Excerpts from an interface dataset

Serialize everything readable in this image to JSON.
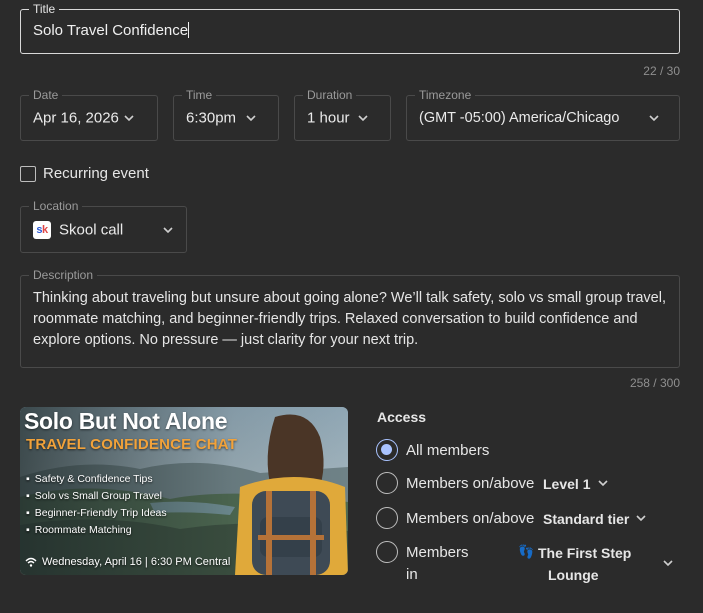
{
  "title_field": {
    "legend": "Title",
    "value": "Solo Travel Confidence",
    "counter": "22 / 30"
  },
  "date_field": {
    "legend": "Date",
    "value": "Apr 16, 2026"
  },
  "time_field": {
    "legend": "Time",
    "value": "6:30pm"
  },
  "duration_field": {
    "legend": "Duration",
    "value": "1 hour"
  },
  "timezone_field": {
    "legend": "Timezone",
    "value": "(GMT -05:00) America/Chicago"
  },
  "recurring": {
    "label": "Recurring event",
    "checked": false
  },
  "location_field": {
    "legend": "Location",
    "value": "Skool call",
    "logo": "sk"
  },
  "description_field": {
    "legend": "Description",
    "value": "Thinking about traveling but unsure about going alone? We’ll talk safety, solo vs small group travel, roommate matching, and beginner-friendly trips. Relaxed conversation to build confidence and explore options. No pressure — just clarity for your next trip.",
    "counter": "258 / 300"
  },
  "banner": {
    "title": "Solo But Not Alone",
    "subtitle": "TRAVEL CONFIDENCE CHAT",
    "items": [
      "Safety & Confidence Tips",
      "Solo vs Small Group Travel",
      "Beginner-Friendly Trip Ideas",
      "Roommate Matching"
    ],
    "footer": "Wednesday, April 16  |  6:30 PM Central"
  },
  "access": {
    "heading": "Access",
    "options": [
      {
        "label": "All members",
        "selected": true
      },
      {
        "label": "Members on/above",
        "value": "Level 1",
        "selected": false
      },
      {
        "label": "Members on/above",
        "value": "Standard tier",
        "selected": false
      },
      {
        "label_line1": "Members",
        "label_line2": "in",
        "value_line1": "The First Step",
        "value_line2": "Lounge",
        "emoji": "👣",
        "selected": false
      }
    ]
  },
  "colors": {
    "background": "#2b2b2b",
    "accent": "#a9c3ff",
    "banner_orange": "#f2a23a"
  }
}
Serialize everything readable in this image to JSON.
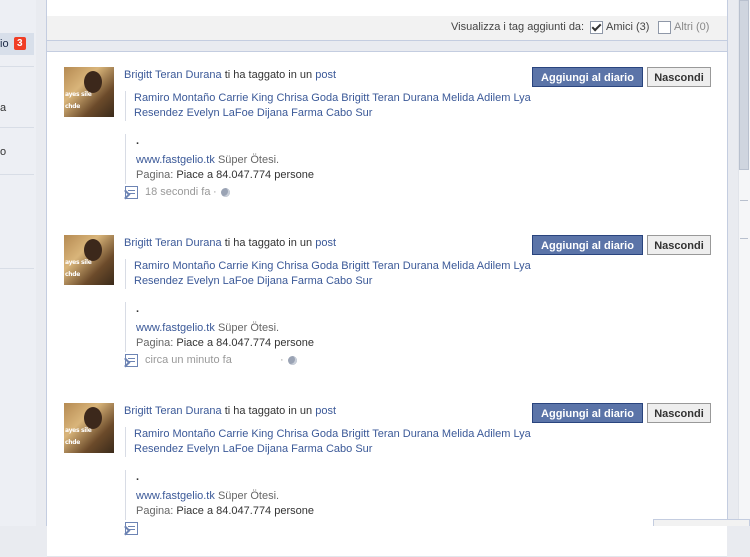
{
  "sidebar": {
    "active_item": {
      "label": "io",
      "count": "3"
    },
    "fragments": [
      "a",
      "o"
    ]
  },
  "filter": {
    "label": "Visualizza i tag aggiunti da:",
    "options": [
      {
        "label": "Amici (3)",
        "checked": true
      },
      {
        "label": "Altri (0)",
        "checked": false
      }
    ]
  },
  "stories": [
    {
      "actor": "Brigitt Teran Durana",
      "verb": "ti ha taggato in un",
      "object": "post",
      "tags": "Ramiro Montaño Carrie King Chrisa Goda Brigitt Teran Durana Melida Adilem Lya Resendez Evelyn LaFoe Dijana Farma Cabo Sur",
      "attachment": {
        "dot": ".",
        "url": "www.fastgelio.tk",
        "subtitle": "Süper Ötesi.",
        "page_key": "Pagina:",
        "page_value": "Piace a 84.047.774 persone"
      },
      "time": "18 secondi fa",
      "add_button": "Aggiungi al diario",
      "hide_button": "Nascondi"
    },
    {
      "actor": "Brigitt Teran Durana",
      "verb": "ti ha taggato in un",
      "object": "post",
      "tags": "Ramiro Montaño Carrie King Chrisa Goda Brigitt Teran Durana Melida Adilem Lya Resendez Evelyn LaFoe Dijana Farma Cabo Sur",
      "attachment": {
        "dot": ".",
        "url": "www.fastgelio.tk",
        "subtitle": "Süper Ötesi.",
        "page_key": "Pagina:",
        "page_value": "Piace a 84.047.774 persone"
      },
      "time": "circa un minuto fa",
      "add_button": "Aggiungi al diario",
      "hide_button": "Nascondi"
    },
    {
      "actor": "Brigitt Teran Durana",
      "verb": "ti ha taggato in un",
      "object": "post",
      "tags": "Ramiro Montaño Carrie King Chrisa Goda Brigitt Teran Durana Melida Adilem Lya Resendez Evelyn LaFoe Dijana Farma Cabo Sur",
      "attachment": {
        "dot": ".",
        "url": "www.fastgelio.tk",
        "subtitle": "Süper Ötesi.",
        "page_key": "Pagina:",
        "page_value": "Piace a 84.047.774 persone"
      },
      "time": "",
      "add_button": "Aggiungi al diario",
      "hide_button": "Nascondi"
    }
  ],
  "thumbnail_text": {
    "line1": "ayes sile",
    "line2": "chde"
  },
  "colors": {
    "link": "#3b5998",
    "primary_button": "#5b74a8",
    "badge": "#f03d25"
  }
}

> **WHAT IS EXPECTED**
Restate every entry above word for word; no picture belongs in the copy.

> **EXERCISE RESULT**
Serialize everything readable in this image to JSON.
{
  "title_field": {
    "legend": "Title",
    "value": "Solo Travel Confidence",
    "counter": "22 / 30"
  },
  "date_field": {
    "legend": "Date",
    "value": "Apr 16, 2026"
  },
  "time_field": {
    "legend": "Time",
    "value": "6:30pm"
  },
  "duration_field": {
    "legend": "Duration",
    "value": "1 hour"
  },
  "timezone_field": {
    "legend": "Timezone",
    "value": "(GMT -05:00) America/Chicago"
  },
  "recurring": {
    "label": "Recurring event",
    "checked": false
  },
  "location_field": {
    "legend": "Location",
    "value": "Skool call",
    "logo": "sk"
  },
  "description_field": {
    "legend": "Description",
    "value": "Thinking about traveling but unsure about going alone? We’ll talk safety, solo vs small group travel, roommate matching, and beginner-friendly trips. Relaxed conversation to build confidence and explore options. No pressure — just clarity for your next trip.",
    "counter": "258 / 300"
  },
  "banner": {
    "title": "Solo But Not Alone",
    "subtitle": "TRAVEL CONFIDENCE CHAT",
    "items": [
      "Safety & Confidence Tips",
      "Solo vs Small Group Travel",
      "Beginner-Friendly Trip Ideas",
      "Roommate Matching"
    ],
    "footer": "Wednesday, April 16  |  6:30 PM Central"
  },
  "access": {
    "heading": "Access",
    "options": [
      {
        "label": "All members",
        "selected": true
      },
      {
        "label": "Members on/above",
        "value": "Level 1",
        "selected": false
      },
      {
        "label": "Members on/above",
        "value": "Standard tier",
        "selected": false
      },
      {
        "label_line1": "Members",
        "label_line2": "in",
        "value_line1": "The First Step",
        "value_line2": "Lounge",
        "emoji": "👣",
        "selected": false
      }
    ]
  },
  "colors": {
    "background": "#2b2b2b",
    "accent": "#a9c3ff",
    "banner_orange": "#f2a23a"
  }
}
Serialize everything readable in this image to JSON.
{
  "sidebar": {
    "active_item": {
      "label": "io",
      "count": "3"
    },
    "fragments": [
      "a",
      "o"
    ]
  },
  "filter": {
    "label": "Visualizza i tag aggiunti da:",
    "options": [
      {
        "label": "Amici (3)",
        "checked": true
      },
      {
        "label": "Altri (0)",
        "checked": false
      }
    ]
  },
  "stories": [
    {
      "actor": "Brigitt Teran Durana",
      "verb": "ti ha taggato in un",
      "object": "post",
      "tags": "Ramiro Montaño Carrie King Chrisa Goda Brigitt Teran Durana Melida Adilem Lya Resendez Evelyn LaFoe Dijana Farma Cabo Sur",
      "attachment": {
        "dot": ".",
        "url": "www.fastgelio.tk",
        "subtitle": "Süper Ötesi.",
        "page_key": "Pagina:",
        "page_value": "Piace a 84.047.774 persone"
      },
      "time": "18 secondi fa",
      "add_button": "Aggiungi al diario",
      "hide_button": "Nascondi"
    },
    {
      "actor": "Brigitt Teran Durana",
      "verb": "ti ha taggato in un",
      "object": "post",
      "tags": "Ramiro Montaño Carrie King Chrisa Goda Brigitt Teran Durana Melida Adilem Lya Resendez Evelyn LaFoe Dijana Farma Cabo Sur",
      "attachment": {
        "dot": ".",
        "url": "www.fastgelio.tk",
        "subtitle": "Süper Ötesi.",
        "page_key": "Pagina:",
        "page_value": "Piace a 84.047.774 persone"
      },
      "time": "circa un minuto fa",
      "add_button": "Aggiungi al diario",
      "hide_button": "Nascondi"
    },
    {
      "actor": "Brigitt Teran Durana",
      "verb": "ti ha taggato in un",
      "object": "post",
      "tags": "Ramiro Montaño Carrie King Chrisa Goda Brigitt Teran Durana Melida Adilem Lya Resendez Evelyn LaFoe Dijana Farma Cabo Sur",
      "attachment": {
        "dot": ".",
        "url": "www.fastgelio.tk",
        "subtitle": "Süper Ötesi.",
        "page_key": "Pagina:",
        "page_value": "Piace a 84.047.774 persone"
      },
      "time": "",
      "add_button": "Aggiungi al diario",
      "hide_button": "Nascondi"
    }
  ],
  "thumbnail_text": {
    "line1": "ayes sile",
    "line2": "chde"
  },
  "colors": {
    "link": "#3b5998",
    "primary_button": "#5b74a8",
    "badge": "#f03d25"
  }
}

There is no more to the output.